Computing That Serves

Wrap up: CS Demo Day a huge success!

Computer Science Demo Day, held Thursday, April 9, was the biggest yet!

Computer Science Demo Day, held Thursday, April 9, was a huge success!  With over 200 hundred people in attendance, this Demo Day was the largest ever.

Four student research groups presented the results of the research they'd pursued over the past semester.

The first group, led by Dr. Kevin Seppi, was called "Eagle Eyes."  Students Ken Buu and Jesse Bahr created educational games for individuals with severe physical and neurological disabilities, such as traumatic brain injuries, cerebral palsy, and congenital brain disorders, who are otherwise unable to communicate.  The games, a picture adventure and a 3D maze game, allow the individuals to communicate with the world around them, teach cause and effect, and strengthen memory.

The second group, led by Dr. Quinn Snell, was called "Tap It."  Students Dave DeLong, Michael Hansen, and Jenny Stokes created an iPhone application modeled off of the popular game "Bop It."  This creative and entertaining project presented several programming problems and required the three team members to stretch and grow their CS skills. 

Dr. Mark Clement was the advisor for the third group, which delt with gene regulatory networks and consisted of students Paul Bodily and David Oviatt.  This project applied computer science to the study of genetics and biology.  Using complex algorithms, the students are looking at the ways in which technology can better the human condition.  Their findings may have an impact on such varied disorders as cancer and Down Syndrome.

The fourth and final group was another iPhone group led by Dr. Snell.  In this group, Jonathan Davis, Mary Ebert, Kawika Heftel, and Jeff Peters created an iPhone app called "Echo This," which used sound and color to create a game requiring quick thinking and coordination.

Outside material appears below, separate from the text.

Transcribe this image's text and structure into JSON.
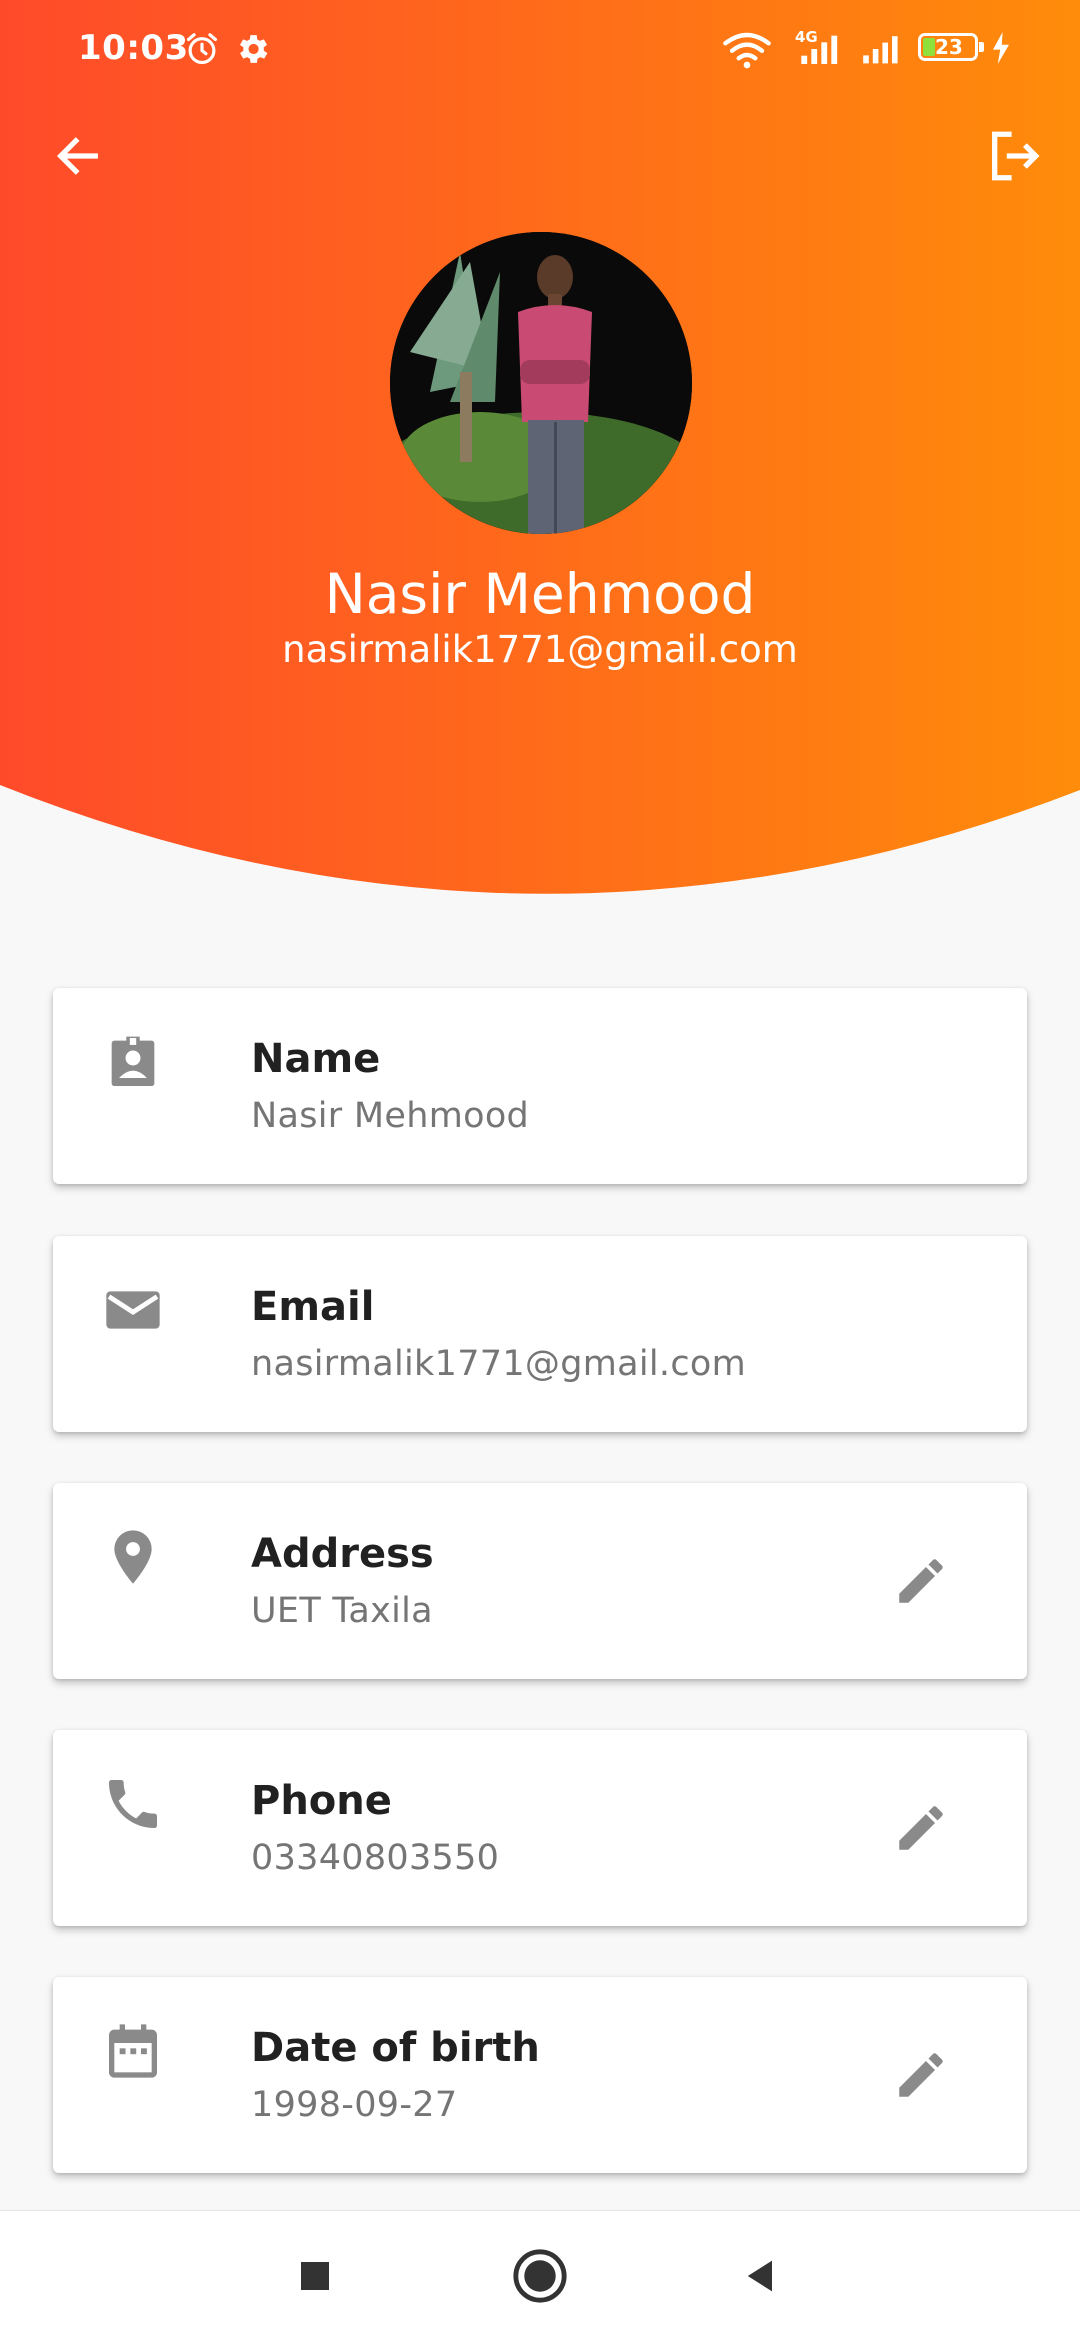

After all four groups had made their presentations, the audience members had the chance to vote for their favorite presentations, a CS Demo Day first.  The audience ballots were also entered into a raffle.  Several students won CS Department t-shirts, and three lucky students had their names drawn for $200 in cash prizes.  Finally, the winners of the presentation competition were announced.  The members of "Echo This," the second place group and the winners of the "Audience Choice Award," took home $150 each, and the grand prize winning students from the "Tap It" group each took home $230 cash.  All cash prizes were sponsored by Mozy.  

Following the awards, the audience celebrated with pizza and drinks, also sponsored by Mozy.

For information about participating in the Demo Day, please contact Kiersten Nielsen

 Below: Ken Buu and Jesse Bahr present their research.


Paul Bodily (teammate, David Oviatt is not shown) discusses gene regulatory networks


"Echo This" members.  From left to right, Department Chair Dr. Parris Egbert, group members Jeff Peters and Kawika Heftel, Mozy COO Vance Checketts, and team members Jonathan Davis and Mary Ebert


The grand prize-winning group, "Tap It."  From left to right, Department Chair Dr. Parris Egbert, group members Michael Hansen, Dave DeLong (holding the Demo Day Plaque, which lists past winners), and Jenny Stokes, and Mozy COO Vance Checketts